Health and Defense Stocks Are SufferingBy and
Companies that count on state and federal spending are trailing the Standard & Poor's 500-stock index for the first time in a year, a sign of concern they'll lose sales should Democrats give up control of Congress. Lockheed Martin (LMT), which gets almost all its revenue from defense projects, fell 5.9 percent from July 2 through Oct. 18 as the S&P 500 rallied 16 percent. Tenet Healthcare (THC) depends on the U.S. for a third of its revenue and is down 17 percent this year. "There's going to be a bridle put on U.S. government spending," says Keith Wirtz, who oversees $18 billion as chief investment officer at Fifth Third Asset Management in Cincinnati. "The market's looking through its binoculars and suggesting less government spending in 2011 and 2012 will hurt the fundamentals of these companies."

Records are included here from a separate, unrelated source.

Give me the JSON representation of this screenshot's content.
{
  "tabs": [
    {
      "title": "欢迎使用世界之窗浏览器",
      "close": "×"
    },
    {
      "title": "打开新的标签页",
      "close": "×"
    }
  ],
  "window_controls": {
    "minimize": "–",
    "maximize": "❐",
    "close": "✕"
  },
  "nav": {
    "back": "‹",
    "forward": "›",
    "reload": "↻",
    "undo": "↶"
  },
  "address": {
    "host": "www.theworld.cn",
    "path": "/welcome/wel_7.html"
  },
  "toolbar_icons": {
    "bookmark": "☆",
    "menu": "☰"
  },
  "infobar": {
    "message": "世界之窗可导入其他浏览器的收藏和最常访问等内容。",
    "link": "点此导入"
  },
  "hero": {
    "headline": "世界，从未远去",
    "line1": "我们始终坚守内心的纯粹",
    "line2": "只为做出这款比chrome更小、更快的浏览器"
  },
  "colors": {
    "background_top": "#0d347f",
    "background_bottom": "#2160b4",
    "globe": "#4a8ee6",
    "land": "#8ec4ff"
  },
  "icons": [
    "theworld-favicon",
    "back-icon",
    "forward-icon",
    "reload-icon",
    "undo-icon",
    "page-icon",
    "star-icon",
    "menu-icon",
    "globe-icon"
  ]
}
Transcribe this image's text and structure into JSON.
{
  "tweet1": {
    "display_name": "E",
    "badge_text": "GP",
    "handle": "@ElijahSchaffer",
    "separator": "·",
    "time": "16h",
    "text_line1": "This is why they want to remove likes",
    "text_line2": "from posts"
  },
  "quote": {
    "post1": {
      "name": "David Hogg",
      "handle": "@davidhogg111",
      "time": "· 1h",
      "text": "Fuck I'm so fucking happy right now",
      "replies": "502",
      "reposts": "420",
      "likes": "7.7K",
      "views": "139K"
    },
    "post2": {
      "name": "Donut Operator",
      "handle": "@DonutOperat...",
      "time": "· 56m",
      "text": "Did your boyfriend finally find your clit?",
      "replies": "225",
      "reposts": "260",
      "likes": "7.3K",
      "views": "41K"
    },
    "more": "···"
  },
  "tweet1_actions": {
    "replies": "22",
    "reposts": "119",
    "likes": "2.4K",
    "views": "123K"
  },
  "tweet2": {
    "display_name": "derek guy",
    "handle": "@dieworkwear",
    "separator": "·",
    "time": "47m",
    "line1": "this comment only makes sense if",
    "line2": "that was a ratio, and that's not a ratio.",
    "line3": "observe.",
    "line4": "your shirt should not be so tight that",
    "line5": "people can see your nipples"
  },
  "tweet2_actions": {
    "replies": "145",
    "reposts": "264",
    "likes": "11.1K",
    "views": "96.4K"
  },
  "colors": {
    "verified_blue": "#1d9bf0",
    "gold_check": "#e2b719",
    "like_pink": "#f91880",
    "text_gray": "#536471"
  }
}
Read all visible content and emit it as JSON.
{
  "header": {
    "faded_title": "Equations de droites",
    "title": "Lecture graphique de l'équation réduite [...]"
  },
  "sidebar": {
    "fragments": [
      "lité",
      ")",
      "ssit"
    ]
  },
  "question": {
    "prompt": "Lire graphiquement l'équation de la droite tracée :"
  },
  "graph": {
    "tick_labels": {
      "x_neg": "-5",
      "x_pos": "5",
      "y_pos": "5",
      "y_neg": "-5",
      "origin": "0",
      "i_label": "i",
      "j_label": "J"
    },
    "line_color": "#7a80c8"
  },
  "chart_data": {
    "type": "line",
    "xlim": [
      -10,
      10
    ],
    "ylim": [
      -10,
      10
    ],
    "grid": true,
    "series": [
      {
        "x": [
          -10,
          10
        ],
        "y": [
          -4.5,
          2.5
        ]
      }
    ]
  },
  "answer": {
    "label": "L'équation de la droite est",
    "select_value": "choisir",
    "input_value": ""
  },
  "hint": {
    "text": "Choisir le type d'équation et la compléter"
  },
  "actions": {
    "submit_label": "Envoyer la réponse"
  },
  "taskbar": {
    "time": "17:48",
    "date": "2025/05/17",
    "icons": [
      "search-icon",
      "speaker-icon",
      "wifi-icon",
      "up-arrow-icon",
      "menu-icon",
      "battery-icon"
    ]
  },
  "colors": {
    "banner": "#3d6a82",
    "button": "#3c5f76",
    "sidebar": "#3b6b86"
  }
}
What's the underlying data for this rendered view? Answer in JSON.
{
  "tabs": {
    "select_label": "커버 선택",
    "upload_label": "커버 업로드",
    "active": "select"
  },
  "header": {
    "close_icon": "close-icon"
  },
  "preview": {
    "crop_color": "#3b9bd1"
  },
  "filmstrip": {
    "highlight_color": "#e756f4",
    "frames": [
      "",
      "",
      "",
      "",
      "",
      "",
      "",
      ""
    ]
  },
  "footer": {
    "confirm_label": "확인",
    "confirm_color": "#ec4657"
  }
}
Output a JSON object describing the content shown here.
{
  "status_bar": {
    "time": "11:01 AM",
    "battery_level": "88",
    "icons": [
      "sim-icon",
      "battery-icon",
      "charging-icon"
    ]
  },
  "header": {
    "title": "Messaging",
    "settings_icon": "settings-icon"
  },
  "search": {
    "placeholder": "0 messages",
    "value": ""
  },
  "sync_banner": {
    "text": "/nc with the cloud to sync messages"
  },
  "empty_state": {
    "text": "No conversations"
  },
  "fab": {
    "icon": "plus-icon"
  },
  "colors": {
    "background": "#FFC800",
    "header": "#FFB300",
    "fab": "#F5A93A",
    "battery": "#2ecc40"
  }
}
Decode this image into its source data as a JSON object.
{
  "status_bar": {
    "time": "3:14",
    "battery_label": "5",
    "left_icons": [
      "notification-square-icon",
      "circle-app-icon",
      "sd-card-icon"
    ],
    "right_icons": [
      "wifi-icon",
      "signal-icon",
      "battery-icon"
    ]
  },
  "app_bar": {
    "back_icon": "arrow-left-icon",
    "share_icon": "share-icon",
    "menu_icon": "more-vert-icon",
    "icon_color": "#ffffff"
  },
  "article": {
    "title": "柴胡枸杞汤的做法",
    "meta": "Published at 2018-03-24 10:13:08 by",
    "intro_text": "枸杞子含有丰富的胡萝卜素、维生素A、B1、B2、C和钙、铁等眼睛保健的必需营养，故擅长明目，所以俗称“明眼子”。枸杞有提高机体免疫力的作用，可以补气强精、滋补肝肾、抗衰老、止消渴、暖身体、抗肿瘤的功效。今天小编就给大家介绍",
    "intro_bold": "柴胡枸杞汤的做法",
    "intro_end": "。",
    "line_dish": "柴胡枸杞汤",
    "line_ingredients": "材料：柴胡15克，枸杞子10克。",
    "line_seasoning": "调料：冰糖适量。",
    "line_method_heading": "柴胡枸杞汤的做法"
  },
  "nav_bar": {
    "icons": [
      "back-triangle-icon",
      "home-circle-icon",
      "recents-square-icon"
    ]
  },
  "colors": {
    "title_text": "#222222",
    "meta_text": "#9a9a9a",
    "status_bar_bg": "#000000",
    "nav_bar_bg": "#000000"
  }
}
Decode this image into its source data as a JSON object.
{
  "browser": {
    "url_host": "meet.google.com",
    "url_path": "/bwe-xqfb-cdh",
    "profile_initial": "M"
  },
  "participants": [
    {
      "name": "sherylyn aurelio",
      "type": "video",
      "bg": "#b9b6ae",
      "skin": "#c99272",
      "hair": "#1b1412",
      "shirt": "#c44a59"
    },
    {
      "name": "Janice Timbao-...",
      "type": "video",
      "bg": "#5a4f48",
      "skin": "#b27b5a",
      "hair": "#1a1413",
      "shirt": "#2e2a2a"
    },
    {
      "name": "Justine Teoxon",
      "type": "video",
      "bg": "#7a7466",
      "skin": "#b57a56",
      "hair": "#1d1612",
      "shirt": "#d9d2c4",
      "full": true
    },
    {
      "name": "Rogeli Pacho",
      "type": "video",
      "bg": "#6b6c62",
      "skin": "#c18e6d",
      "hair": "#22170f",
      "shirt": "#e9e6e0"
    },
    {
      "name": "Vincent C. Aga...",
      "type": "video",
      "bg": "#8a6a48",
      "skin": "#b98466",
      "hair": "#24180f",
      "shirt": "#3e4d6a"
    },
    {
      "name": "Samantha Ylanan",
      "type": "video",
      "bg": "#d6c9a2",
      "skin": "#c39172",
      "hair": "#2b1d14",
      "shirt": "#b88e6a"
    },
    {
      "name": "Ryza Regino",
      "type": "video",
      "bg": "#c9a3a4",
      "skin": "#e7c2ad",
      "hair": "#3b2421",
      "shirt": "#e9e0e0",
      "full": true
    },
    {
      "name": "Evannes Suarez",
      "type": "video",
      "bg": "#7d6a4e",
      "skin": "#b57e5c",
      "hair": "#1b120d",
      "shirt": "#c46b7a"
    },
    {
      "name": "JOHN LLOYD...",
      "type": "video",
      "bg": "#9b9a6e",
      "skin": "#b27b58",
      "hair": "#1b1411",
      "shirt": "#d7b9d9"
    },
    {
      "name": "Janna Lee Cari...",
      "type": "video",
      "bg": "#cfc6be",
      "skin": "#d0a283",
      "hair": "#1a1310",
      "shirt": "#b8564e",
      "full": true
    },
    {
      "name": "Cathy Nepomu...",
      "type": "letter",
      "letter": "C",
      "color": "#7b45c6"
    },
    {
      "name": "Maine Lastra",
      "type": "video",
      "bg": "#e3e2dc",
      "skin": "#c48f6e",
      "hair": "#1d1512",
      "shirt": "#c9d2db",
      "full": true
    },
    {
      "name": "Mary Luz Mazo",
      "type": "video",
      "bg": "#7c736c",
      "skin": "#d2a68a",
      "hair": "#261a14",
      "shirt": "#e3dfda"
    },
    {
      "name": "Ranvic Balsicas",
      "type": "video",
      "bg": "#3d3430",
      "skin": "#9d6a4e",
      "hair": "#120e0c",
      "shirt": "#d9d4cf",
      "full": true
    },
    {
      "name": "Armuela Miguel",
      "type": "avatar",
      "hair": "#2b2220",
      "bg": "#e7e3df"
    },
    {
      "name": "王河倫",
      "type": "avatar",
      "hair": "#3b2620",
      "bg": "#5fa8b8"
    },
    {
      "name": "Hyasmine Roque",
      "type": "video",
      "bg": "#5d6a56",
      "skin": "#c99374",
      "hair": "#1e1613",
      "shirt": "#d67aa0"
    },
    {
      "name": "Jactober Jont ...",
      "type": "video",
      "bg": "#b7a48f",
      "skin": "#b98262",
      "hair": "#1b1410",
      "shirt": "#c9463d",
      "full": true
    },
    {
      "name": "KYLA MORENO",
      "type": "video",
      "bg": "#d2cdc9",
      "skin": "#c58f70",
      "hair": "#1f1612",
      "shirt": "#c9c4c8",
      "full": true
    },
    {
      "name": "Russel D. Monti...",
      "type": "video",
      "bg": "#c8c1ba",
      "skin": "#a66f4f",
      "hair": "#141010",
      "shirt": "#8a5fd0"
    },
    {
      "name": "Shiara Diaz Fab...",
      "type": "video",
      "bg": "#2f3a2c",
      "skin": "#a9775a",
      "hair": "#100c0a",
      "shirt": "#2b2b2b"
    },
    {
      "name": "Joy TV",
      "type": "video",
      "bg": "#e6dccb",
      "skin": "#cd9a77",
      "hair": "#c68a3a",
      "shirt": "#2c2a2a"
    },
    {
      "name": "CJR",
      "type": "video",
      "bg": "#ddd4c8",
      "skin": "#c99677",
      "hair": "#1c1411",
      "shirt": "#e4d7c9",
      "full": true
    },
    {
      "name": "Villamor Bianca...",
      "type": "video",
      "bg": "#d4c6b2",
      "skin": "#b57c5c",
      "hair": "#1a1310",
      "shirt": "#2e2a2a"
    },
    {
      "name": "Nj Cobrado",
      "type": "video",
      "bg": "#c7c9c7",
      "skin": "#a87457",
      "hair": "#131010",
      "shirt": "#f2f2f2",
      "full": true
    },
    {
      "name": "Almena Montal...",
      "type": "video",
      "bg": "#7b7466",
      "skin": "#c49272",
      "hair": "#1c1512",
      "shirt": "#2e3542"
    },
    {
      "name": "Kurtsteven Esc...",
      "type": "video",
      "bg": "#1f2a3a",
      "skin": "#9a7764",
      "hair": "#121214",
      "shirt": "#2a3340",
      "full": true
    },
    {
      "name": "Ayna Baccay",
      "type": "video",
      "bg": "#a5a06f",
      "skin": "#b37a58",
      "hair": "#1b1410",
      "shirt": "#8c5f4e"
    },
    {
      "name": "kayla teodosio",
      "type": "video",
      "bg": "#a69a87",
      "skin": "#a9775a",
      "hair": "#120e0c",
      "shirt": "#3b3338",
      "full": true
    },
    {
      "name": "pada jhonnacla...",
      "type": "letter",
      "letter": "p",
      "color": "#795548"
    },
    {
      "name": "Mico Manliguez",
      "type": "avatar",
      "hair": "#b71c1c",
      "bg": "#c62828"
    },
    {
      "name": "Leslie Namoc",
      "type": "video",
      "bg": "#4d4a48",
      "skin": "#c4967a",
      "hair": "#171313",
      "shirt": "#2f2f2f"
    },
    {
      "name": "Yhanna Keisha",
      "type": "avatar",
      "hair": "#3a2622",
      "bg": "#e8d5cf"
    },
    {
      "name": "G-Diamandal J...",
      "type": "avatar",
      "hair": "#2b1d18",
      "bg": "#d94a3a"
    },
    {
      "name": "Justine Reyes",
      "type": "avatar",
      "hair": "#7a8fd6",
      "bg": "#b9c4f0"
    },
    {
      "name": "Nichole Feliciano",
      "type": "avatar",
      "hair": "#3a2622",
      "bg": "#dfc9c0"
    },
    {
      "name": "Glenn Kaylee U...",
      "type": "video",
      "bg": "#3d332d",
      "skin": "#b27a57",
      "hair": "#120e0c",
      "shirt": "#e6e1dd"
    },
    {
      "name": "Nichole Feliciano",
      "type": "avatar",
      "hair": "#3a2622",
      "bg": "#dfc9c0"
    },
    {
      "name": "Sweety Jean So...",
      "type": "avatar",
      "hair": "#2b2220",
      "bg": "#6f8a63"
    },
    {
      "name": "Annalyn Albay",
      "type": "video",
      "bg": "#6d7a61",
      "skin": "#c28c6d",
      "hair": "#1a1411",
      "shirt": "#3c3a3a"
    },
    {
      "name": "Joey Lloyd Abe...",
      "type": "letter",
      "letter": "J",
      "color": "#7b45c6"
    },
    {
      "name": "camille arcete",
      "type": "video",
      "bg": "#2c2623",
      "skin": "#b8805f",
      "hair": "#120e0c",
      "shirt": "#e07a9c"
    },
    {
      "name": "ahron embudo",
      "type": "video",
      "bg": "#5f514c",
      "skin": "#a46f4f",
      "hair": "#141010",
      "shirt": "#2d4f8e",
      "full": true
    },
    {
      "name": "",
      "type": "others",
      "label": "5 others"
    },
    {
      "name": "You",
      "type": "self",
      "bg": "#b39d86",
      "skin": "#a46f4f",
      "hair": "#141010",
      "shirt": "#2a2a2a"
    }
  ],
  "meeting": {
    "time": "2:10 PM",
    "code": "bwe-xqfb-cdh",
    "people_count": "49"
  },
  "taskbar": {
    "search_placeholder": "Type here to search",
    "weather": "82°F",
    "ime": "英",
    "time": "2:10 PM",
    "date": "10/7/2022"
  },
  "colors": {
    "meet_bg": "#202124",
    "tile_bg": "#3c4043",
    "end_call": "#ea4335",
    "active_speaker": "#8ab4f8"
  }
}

A Goldman Sachs (GS) index of contractors getting 20 percent or more of their revenue from governments, which includes Lockheed and Tenet, trailed the S&P 500 last quarter after beating it since September 2009. Investors at BlackRock (BLK), Fifth Third, and Harris Private Bank say budget cuts spurred by Republican victories in the House or Senate may lead to more declines in the shares. The party will hold a 20-seat majority in the House of Representatives following the Nov. 2 vote, according to projections by FiveThirtyEight, a New York Times blog that forecasts elections by analyzing polls. FiveThirtyEight projects that Democrats will have a four-seat advantage in the Senate.
House Republicans announced an agenda on Sept. 23 that would cut spending, extend expiring tax cuts, and repeal the health-care law President Obama signed in March. If they are able to follow through on those pledges, companies with the biggest share of sales to the government "will likely be passed over as we tighten our belts," says Jack Ablin, chief investment officer at Chicago-based Harris, which oversees $55 billion.
Lockheed won't be caught off guard. "We have undertaken a series of actions that are consistent with the new reality of a marketplace in which our customers are pursuing new productivity and savings goals," says Jeffery Adams, a spokesman for Lockheed. ITT, which gets 58 percent of its revenue from its defense segment, has trailed the S&P 500 by about 8 percentage points since July 2. David Albritton, spokesman for White Plains (N.Y.)-based ITT, didn't comment.
Tenet, the third-largest publicly traded U.S. hospital chain, enjoyed a brief rally on Mar. 22, when the House approved the health-care bill, which will extend benefits to 32 million uninsured Americans in 2014. "We saw health-care reform as a net positive for us over the long haul," says Rick Black, spokesman for Tenet, who says Medicaid and Medicare make up about one-third of revenue. "The more people that are covered will be beneficial to the whole system, as well as to hospitals like us." Black declined to comment on the revenue impact of the Republican agenda.
Shares of government contractors may bounce back as investors recognize that the threat of budget reductions is overblown, according to Scott Armiger, who helps manage about $5.6 billion at Christiana Bank & Trust in Greenville, Del. "Cutting government spending is a two-, three-step process," he says. "I don't see it happening in just one midterm election. These companies will be O.K. for the next couple of years. It's an overreaction to the downside, and it could actually be a buying opportunity."
The bottom line: The prospect of Republican electoral gains is leading investors to shun stocks of companies that depend on government spending.